Quebec corruption inquiry readies for star witness
As Quebec's corruption inquiry gets underway again following the summer break, it's getting ready for testimony from one of the highest-profile mafia experts of the last two decades.
CBC's French-language news service reported last week that Joseph Pistone, the former FBI agent who infiltrated the New York Mafia under the pseudonym Donnie Brasco, will soon take the stand at the Charbonneau Commission.
The Montreal hearings, which are delving into criminal corruption in the province's construction industry and its ties to organized crime and political parties, have been on pause for three months.
They left off with five days of testimony from headline-grabbing witness Jacques Duchesneau, the onetime head of the Quebec's anti-collusion squad who now has a seat in the national assembly following the recent general election.
And they'll up the ante this week or next if, as expected, Pistone testifies.
The retired FBI agent infiltrated New York's Bonnano crime family between 1976 and 1981, then spent the following years testifying in several trials that led to more than 200 convictions.

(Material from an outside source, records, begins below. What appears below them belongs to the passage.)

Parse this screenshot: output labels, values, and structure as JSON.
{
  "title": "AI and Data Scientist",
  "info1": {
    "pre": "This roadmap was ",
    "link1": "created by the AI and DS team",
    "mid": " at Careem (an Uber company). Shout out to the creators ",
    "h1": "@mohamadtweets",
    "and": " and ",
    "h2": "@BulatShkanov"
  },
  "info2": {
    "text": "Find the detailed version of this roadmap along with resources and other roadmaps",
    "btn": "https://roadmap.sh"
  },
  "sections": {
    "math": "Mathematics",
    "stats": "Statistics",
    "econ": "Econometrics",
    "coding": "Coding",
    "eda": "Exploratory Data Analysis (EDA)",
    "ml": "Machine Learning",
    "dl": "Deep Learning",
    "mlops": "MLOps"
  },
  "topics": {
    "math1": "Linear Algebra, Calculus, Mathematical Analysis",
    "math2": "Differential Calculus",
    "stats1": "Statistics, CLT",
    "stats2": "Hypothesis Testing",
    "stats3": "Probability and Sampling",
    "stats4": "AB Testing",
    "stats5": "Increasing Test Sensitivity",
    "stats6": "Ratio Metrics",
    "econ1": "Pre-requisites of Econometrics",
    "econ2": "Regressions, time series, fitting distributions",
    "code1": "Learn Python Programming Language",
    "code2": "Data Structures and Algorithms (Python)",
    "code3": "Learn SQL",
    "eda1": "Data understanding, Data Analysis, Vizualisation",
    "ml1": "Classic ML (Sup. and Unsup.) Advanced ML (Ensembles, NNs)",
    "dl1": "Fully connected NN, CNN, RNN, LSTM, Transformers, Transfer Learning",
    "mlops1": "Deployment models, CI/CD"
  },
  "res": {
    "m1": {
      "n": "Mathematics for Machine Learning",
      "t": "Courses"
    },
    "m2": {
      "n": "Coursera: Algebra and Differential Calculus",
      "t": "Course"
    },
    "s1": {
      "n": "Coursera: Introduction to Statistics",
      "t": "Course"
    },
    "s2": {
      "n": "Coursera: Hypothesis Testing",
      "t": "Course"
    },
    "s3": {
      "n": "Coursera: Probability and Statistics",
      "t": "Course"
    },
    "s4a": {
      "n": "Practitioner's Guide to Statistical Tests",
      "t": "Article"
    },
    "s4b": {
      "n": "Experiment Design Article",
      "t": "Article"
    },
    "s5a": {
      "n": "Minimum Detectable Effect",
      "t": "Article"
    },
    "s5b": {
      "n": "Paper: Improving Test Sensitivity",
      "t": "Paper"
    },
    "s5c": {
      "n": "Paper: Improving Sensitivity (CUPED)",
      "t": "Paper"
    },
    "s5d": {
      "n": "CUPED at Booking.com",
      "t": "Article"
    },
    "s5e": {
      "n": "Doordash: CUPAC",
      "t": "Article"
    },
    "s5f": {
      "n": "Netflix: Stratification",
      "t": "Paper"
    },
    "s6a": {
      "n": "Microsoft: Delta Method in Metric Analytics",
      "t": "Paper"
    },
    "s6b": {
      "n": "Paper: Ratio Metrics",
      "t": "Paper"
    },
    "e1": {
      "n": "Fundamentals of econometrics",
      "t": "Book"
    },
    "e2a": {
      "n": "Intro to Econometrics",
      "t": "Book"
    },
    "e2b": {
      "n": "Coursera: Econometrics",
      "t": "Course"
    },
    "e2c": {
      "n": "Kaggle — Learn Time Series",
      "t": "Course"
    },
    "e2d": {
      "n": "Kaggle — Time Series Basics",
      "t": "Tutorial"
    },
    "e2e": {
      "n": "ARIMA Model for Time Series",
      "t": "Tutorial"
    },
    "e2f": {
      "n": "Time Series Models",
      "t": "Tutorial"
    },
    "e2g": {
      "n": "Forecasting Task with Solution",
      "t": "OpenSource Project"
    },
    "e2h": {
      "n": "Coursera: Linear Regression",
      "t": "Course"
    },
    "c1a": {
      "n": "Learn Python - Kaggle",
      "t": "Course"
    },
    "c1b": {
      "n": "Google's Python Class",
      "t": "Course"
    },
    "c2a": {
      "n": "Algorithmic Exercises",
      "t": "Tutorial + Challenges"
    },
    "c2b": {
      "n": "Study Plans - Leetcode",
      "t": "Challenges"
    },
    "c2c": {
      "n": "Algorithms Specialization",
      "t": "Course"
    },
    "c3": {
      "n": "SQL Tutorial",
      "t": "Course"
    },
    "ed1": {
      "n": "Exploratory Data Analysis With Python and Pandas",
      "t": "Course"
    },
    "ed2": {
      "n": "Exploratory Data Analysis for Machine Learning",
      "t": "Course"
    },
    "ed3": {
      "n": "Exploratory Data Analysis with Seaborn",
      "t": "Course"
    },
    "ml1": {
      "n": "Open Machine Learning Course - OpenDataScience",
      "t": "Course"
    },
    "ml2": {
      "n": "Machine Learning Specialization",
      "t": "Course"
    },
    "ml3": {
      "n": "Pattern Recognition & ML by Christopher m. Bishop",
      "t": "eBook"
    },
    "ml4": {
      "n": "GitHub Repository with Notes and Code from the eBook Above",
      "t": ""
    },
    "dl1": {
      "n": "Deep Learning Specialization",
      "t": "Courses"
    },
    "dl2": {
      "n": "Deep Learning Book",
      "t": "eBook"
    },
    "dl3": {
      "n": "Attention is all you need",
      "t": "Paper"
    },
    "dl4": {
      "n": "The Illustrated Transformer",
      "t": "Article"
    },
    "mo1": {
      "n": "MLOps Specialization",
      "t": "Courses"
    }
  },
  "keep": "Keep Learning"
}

He had close access to high-level mafia figures; when he got out and his identity was revealed, the major New York crime families put a $500,000 bounty on his head.
While Pistone's firsthand knowledge of the criminal underworld is dated and stems from the United States, it will still have some relevance to Quebec.
Pistone came across Montreal's big mafia family, the Rizzutos, during his time undercover. He writes about Nicolo Rizzuto, the patriarch of the Montreal mob who was assassinated in his own home in 2010, several times in his books.
And the Hollywood film about Pistone's work, Donnie Brasco, portrays the 1981 murder of three rebellious Bonnano family capos — a crime that Nicolo's son Vito, the reputed kingpin of the Montreal mob, had a role in and for which he has spent the last five years in a Colorado prison.
U.S. authorities consider the Rizzutos a Canadian branch of the Bonnano family, but Canadian law enforcers know the clan as gangsters whose power and reach once rivalled any of the big families of New York.
Whatever the exact hierarchy, Pistone will be able to describe mafia methods as the Charbonneau Commission investigates links between criminal organizations and construction companies. In his previous testimony in the U.S., he recounted how the Cosa Nostra's dons started branching out in the 1980s into more and more legitimate lines of business.
None of that will emerge Monday, however. The day is set aside for Superior Court Judge France Charbonneau, who's presiding over the hearings, to deal with procedural matters. Those will likely include setting rules to protect Pistone's identity during his eventual testimony, since he still lives in a cloak of secrecy.
Charbonneau and her co-commissioners will also hear from a mafia expert from Italy in the weeks to come. According to a report in the Journal de Montréal, the commission's lawyers have also solicited testimony from Raynald Desjardins, a former accomplice of Rizzuto who police accuse of being a principal figure in the city's world of organized crime. Desjardins is currently in jail, arrested last December on a first-degree murder charge.